→ **BRIEF**: Each entry needs to appear again, retyped exactly as it is below.

→ **RECORDS SUPPLIED**:
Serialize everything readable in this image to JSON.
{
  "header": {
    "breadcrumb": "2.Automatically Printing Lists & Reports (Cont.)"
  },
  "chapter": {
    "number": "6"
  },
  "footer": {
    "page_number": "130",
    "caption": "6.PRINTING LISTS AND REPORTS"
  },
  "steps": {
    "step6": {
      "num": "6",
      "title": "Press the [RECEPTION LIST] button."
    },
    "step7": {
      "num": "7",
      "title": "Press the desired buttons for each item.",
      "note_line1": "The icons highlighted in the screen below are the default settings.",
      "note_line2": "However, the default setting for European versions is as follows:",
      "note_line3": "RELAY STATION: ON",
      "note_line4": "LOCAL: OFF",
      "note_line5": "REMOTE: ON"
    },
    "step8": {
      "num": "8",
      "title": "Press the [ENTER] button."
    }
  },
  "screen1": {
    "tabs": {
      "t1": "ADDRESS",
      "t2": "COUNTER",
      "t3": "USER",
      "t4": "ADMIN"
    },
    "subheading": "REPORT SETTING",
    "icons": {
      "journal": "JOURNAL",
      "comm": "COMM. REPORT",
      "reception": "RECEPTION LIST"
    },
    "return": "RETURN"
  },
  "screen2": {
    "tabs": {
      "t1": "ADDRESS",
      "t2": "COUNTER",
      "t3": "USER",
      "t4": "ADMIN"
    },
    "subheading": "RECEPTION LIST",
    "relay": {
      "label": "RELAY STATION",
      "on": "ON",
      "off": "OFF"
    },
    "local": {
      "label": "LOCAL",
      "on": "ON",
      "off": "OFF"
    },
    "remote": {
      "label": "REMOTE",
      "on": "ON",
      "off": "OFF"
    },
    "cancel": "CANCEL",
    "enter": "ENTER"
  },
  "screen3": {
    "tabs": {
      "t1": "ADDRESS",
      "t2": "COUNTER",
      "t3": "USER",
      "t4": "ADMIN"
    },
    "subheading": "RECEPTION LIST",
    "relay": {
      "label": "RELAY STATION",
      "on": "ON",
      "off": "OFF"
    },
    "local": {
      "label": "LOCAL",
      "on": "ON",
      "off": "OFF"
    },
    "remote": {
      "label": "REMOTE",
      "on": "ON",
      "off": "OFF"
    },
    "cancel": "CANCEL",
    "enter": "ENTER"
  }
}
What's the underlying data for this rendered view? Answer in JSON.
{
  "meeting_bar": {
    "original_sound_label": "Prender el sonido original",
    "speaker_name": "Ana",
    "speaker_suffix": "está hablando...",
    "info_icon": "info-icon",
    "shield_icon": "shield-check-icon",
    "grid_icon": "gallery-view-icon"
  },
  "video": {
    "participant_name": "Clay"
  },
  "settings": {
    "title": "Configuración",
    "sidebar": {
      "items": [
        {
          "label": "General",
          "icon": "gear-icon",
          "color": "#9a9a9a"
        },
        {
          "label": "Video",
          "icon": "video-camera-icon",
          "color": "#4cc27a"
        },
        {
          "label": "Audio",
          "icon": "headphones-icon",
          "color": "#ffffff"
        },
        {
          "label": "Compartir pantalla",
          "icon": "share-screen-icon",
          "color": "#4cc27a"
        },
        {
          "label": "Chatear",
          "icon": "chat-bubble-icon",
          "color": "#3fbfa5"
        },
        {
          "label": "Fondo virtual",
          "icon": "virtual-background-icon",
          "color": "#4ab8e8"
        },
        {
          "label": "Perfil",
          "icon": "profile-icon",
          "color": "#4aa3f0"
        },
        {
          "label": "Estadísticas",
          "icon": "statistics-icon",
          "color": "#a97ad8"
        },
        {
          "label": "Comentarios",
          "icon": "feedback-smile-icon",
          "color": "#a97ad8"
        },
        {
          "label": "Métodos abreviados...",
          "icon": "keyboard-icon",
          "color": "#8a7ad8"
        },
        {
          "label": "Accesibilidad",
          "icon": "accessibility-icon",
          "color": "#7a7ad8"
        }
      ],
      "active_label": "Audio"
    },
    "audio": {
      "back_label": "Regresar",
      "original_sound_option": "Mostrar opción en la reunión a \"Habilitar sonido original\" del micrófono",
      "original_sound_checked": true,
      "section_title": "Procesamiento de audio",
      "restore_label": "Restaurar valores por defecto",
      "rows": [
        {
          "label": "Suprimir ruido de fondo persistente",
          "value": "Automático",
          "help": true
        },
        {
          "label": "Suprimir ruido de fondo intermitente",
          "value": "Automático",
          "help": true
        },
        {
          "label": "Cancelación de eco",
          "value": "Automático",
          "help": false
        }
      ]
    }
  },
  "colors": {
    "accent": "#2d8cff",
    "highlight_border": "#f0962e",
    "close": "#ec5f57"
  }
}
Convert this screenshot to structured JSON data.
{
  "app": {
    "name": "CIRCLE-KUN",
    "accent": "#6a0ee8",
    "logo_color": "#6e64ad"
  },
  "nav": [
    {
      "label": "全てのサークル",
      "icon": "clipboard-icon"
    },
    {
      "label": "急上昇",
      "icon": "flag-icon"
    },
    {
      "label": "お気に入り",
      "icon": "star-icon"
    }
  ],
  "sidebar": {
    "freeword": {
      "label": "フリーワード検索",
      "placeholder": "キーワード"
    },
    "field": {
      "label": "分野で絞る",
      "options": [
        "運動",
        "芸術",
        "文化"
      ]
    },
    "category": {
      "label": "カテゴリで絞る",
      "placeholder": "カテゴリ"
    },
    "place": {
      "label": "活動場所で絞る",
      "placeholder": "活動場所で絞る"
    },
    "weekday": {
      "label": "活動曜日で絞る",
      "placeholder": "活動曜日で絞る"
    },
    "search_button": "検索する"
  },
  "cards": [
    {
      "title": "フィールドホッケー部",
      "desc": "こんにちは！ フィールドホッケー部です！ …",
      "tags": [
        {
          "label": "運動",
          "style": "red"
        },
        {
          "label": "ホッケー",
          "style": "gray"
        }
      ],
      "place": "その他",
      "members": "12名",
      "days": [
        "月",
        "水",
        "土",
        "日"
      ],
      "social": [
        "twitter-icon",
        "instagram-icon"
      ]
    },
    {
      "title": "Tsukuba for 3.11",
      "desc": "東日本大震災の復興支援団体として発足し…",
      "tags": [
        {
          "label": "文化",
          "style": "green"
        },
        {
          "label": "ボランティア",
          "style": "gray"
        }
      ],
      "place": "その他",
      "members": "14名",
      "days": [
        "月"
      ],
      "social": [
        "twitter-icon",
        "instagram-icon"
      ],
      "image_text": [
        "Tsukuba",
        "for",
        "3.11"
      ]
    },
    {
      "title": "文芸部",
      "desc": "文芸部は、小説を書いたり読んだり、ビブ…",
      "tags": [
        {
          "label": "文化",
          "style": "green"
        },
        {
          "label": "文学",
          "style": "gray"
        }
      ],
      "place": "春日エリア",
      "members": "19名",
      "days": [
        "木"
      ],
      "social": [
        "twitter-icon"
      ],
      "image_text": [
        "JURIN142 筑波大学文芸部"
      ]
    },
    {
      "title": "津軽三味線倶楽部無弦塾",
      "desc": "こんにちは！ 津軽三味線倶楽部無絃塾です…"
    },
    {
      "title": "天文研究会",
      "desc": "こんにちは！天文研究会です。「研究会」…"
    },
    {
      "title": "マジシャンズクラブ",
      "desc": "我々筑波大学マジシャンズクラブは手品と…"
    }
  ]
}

→ **OUTPUT**:
Serialize everything readable in this image to JSON.
{
  "header": {
    "breadcrumb": "2.Automatically Printing Lists & Reports (Cont.)"
  },
  "chapter": {
    "number": "6"
  },
  "footer": {
    "page_number": "130",
    "caption": "6.PRINTING LISTS AND REPORTS"
  },
  "steps": {
    "step6": {
      "num": "6",
      "title": "Press the [RECEPTION LIST] button."
    },
    "step7": {
      "num": "7",
      "title": "Press the desired buttons for each item.",
      "note_line1": "The icons highlighted in the screen below are the default settings.",
      "note_line2": "However, the default setting for European versions is as follows:",
      "note_line3": "RELAY STATION: ON",
      "note_line4": "LOCAL: OFF",
      "note_line5": "REMOTE: ON"
    },
    "step8": {
      "num": "8",
      "title": "Press the [ENTER] button."
    }
  },
  "screen1": {
    "tabs": {
      "t1": "ADDRESS",
      "t2": "COUNTER",
      "t3": "USER",
      "t4": "ADMIN"
    },
    "subheading": "REPORT SETTING",
    "icons": {
      "journal": "JOURNAL",
      "comm": "COMM. REPORT",
      "reception": "RECEPTION LIST"
    },
    "return": "RETURN"
  },
  "screen2": {
    "tabs": {
      "t1": "ADDRESS",
      "t2": "COUNTER",
      "t3": "USER",
      "t4": "ADMIN"
    },
    "subheading": "RECEPTION LIST",
    "relay": {
      "label": "RELAY STATION",
      "on": "ON",
      "off": "OFF"
    },
    "local": {
      "label": "LOCAL",
      "on": "ON",
      "off": "OFF"
    },
    "remote": {
      "label": "REMOTE",
      "on": "ON",
      "off": "OFF"
    },
    "cancel": "CANCEL",
    "enter": "ENTER"
  },
  "screen3": {
    "tabs": {
      "t1": "ADDRESS",
      "t2": "COUNTER",
      "t3": "USER",
      "t4": "ADMIN"
    },
    "subheading": "RECEPTION LIST",
    "relay": {
      "label": "RELAY STATION",
      "on": "ON",
      "off": "OFF"
    },
    "local": {
      "label": "LOCAL",
      "on": "ON",
      "off": "OFF"
    },
    "remote": {
      "label": "REMOTE",
      "on": "ON",
      "off": "OFF"
    },
    "cancel": "CANCEL",
    "enter": "ENTER"
  }
}
What's the underlying data for this rendered view? Answer in JSON.
{
  "meeting_bar": {
    "original_sound_label": "Prender el sonido original",
    "speaker_name": "Ana",
    "speaker_suffix": "está hablando...",
    "info_icon": "info-icon",
    "shield_icon": "shield-check-icon",
    "grid_icon": "gallery-view-icon"
  },
  "video": {
    "participant_name": "Clay"
  },
  "settings": {
    "title": "Configuración",
    "sidebar": {
      "items": [
        {
          "label": "General",
          "icon": "gear-icon",
          "color": "#9a9a9a"
        },
        {
          "label": "Video",
          "icon": "video-camera-icon",
          "color": "#4cc27a"
        },
        {
          "label": "Audio",
          "icon": "headphones-icon",
          "color": "#ffffff"
        },
        {
          "label": "Compartir pantalla",
          "icon": "share-screen-icon",
          "color": "#4cc27a"
        },
        {
          "label": "Chatear",
          "icon": "chat-bubble-icon",
          "color": "#3fbfa5"
        },
        {
          "label": "Fondo virtual",
          "icon": "virtual-background-icon",
          "color": "#4ab8e8"
        },
        {
          "label": "Perfil",
          "icon": "profile-icon",
          "color": "#4aa3f0"
        },
        {
          "label": "Estadísticas",
          "icon": "statistics-icon",
          "color": "#a97ad8"
        },
        {
          "label": "Comentarios",
          "icon": "feedback-smile-icon",
          "color": "#a97ad8"
        },
        {
          "label": "Métodos abreviados...",
          "icon": "keyboard-icon",
          "color": "#8a7ad8"
        },
        {
          "label": "Accesibilidad",
          "icon": "accessibility-icon",
          "color": "#7a7ad8"
        }
      ],
      "active_label": "Audio"
    },
    "audio": {
      "back_label": "Regresar",
      "original_sound_option": "Mostrar opción en la reunión a \"Habilitar sonido original\" del micrófono",
      "original_sound_checked": true,
      "section_title": "Procesamiento de audio",
      "restore_label": "Restaurar valores por defecto",
      "rows": [
        {
          "label": "Suprimir ruido de fondo persistente",
          "value": "Automático",
          "help": true
        },
        {
          "label": "Suprimir ruido de fondo intermitente",
          "value": "Automático",
          "help": true
        },
        {
          "label": "Cancelación de eco",
          "value": "Automático",
          "help": false
        }
      ]
    }
  },
  "colors": {
    "accent": "#2d8cff",
    "highlight_border": "#f0962e",
    "close": "#ec5f57"
  }
}
Convert this screenshot to structured JSON data.
{
  "app": {
    "name": "CIRCLE-KUN",
    "accent": "#6a0ee8",
    "logo_color": "#6e64ad"
  },
  "nav": [
    {
      "label": "全てのサークル",
      "icon": "clipboard-icon"
    },
    {
      "label": "急上昇",
      "icon": "flag-icon"
    },
    {
      "label": "お気に入り",
      "icon": "star-icon"
    }
  ],
  "sidebar": {
    "freeword": {
      "label": "フリーワード検索",
      "placeholder": "キーワード"
    },
    "field": {
      "label": "分野で絞る",
      "options": [
        "運動",
        "芸術",
        "文化"
      ]
    },
    "category": {
      "label": "カテゴリで絞る",
      "placeholder": "カテゴリ"
    },
    "place": {
      "label": "活動場所で絞る",
      "placeholder": "活動場所で絞る"
    },
    "weekday": {
      "label": "活動曜日で絞る",
      "placeholder": "活動曜日で絞る"
    },
    "search_button": "検索する"
  },
  "cards": [
    {
      "title": "フィールドホッケー部",
      "desc": "こんにちは！ フィールドホッケー部です！ …",
      "tags": [
        {
          "label": "運動",
          "style": "red"
        },
        {
          "label": "ホッケー",
          "style": "gray"
        }
      ],
      "place": "その他",
      "members": "12名",
      "days": [
        "月",
        "水",
        "土",
        "日"
      ],
      "social": [
        "twitter-icon",
        "instagram-icon"
      ]
    },
    {
      "title": "Tsukuba for 3.11",
      "desc": "東日本大震災の復興支援団体として発足し…",
      "tags": [
        {
          "label": "文化",
          "style": "green"
        },
        {
          "label": "ボランティア",
          "style": "gray"
        }
      ],
      "place": "その他",
      "members": "14名",
      "days": [
        "月"
      ],
      "social": [
        "twitter-icon",
        "instagram-icon"
      ],
      "image_text": [
        "Tsukuba",
        "for",
        "3.11"
      ]
    },
    {
      "title": "文芸部",
      "desc": "文芸部は、小説を書いたり読んだり、ビブ…",
      "tags": [
        {
          "label": "文化",
          "style": "green"
        },
        {
          "label": "文学",
          "style": "gray"
        }
      ],
      "place": "春日エリア",
      "members": "19名",
      "days": [
        "木"
      ],
      "social": [
        "twitter-icon"
      ],
      "image_text": [
        "JURIN142 筑波大学文芸部"
      ]
    },
    {
      "title": "津軽三味線倶楽部無弦塾",
      "desc": "こんにちは！ 津軽三味線倶楽部無絃塾です…"
    },
    {
      "title": "天文研究会",
      "desc": "こんにちは！天文研究会です。「研究会」…"
    },
    {
      "title": "マジシャンズクラブ",
      "desc": "我々筑波大学マジシャンズクラブは手品と…"
    }
  ]
}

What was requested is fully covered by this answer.